** ACTIVITY **
Go through the data below and return each line where the string "percent" appears.

** EXERCISE DATA **
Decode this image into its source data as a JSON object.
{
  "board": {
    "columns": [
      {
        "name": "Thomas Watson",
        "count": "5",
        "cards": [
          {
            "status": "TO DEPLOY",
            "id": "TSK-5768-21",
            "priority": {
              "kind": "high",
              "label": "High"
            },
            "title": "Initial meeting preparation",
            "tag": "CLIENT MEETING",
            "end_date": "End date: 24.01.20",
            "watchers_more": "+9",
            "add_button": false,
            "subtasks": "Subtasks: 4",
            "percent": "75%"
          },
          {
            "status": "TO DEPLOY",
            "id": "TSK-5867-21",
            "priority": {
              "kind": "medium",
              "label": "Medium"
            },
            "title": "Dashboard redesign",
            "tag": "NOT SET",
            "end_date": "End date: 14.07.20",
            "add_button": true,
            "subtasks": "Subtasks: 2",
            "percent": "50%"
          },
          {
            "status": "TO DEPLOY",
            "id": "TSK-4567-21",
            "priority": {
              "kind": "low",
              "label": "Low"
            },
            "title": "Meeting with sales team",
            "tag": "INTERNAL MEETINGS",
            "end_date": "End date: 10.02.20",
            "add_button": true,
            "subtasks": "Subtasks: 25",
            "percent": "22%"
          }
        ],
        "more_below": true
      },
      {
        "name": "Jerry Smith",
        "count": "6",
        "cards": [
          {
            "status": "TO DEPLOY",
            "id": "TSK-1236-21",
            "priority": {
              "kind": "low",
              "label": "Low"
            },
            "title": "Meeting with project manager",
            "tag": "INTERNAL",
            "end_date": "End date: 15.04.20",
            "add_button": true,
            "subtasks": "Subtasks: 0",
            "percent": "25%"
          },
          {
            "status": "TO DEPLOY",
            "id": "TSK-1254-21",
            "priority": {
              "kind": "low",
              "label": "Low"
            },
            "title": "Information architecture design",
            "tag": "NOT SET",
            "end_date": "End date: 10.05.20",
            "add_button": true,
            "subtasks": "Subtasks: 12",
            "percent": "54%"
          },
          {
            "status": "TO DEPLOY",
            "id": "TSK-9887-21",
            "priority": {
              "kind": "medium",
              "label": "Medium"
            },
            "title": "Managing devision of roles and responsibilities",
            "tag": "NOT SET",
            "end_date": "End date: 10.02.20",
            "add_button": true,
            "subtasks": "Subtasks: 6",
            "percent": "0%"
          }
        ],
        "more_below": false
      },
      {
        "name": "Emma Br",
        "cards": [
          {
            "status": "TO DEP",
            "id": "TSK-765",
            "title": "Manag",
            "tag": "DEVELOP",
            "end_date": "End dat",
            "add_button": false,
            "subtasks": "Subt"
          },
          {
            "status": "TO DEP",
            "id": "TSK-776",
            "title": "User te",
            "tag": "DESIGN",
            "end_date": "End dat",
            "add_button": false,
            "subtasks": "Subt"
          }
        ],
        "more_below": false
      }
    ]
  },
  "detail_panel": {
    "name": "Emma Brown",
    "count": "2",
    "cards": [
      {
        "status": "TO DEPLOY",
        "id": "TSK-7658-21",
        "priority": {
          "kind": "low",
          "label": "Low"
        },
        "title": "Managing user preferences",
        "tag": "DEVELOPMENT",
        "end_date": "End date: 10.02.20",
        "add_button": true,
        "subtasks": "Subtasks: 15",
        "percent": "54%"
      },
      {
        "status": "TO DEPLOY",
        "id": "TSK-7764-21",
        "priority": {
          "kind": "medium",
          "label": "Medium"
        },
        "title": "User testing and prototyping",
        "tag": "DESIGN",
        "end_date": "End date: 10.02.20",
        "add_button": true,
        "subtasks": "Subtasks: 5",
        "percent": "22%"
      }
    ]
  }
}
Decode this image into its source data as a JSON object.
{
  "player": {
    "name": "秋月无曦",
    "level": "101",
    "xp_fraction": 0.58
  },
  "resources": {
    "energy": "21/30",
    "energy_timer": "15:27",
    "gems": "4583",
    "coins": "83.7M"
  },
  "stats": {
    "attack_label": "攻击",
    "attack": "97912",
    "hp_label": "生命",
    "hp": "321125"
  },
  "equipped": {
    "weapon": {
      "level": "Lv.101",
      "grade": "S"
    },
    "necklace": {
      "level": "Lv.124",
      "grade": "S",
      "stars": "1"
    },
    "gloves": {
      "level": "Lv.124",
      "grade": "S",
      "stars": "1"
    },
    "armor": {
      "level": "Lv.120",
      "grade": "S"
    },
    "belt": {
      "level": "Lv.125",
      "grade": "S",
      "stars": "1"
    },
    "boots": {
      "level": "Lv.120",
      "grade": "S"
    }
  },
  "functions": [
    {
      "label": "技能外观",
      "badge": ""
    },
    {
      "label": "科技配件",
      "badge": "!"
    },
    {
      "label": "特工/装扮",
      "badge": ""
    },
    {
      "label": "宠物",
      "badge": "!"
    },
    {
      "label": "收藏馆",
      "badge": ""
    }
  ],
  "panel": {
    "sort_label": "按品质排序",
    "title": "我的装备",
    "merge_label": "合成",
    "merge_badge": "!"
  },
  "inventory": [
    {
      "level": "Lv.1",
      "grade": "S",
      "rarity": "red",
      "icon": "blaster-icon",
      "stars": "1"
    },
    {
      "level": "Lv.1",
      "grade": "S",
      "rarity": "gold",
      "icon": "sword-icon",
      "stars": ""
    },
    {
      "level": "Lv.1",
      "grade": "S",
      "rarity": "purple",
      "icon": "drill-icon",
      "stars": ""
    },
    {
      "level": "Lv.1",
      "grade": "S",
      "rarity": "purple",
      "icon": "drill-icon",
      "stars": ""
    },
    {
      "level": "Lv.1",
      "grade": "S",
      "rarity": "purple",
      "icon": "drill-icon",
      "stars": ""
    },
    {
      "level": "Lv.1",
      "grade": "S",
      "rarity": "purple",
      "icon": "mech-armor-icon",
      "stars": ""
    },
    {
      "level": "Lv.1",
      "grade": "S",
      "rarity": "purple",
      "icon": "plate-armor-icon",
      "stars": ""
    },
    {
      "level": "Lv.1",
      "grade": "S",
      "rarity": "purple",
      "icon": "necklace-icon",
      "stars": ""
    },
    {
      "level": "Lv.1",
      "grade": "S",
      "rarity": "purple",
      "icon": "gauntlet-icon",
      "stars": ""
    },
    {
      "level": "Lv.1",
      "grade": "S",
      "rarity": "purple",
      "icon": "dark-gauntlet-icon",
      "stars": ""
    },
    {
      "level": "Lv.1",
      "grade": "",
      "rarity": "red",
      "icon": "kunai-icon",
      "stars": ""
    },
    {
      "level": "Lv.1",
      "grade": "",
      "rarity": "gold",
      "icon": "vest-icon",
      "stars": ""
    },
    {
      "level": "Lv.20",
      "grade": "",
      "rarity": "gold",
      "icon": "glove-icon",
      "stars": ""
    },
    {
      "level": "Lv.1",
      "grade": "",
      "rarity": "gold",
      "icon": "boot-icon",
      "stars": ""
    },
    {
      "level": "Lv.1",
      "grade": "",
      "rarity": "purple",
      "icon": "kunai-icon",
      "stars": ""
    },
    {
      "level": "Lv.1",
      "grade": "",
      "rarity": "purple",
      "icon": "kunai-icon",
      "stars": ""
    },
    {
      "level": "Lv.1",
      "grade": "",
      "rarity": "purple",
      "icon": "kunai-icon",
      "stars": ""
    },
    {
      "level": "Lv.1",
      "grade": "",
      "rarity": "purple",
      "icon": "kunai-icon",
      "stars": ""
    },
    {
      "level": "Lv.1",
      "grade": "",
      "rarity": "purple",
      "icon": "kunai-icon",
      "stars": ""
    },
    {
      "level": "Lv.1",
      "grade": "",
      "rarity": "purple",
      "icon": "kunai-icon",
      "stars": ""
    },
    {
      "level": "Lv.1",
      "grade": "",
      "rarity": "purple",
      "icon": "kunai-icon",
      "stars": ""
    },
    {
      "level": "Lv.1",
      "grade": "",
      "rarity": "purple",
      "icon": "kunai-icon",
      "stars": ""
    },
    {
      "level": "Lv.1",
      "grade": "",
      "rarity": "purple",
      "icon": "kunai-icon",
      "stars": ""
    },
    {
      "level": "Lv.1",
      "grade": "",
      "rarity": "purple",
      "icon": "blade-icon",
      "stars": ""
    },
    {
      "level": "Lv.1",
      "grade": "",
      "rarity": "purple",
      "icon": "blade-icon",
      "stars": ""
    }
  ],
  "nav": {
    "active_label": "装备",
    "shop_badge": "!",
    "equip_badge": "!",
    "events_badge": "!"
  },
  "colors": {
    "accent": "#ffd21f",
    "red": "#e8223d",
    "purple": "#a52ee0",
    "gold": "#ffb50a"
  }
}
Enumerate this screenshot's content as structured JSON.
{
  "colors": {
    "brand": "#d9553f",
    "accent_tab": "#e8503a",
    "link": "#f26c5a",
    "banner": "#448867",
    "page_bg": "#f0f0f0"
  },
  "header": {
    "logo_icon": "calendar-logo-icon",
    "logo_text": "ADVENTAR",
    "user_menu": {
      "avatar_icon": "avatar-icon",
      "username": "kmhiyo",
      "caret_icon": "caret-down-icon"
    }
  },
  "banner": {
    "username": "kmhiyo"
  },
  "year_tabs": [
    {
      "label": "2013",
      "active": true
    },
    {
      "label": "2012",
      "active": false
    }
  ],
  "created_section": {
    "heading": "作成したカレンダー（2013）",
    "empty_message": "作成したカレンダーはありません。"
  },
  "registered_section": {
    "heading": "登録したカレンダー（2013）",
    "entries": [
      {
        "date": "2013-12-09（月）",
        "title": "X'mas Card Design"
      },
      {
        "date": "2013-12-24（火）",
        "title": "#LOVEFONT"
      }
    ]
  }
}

** ANSWER SECTION **
            "percent": "75%"
            "percent": "50%"
            "percent": "22%"
            "percent": "25%"
            "percent": "54%"
            "percent": "0%"
        "percent": "54%"
        "percent": "22%"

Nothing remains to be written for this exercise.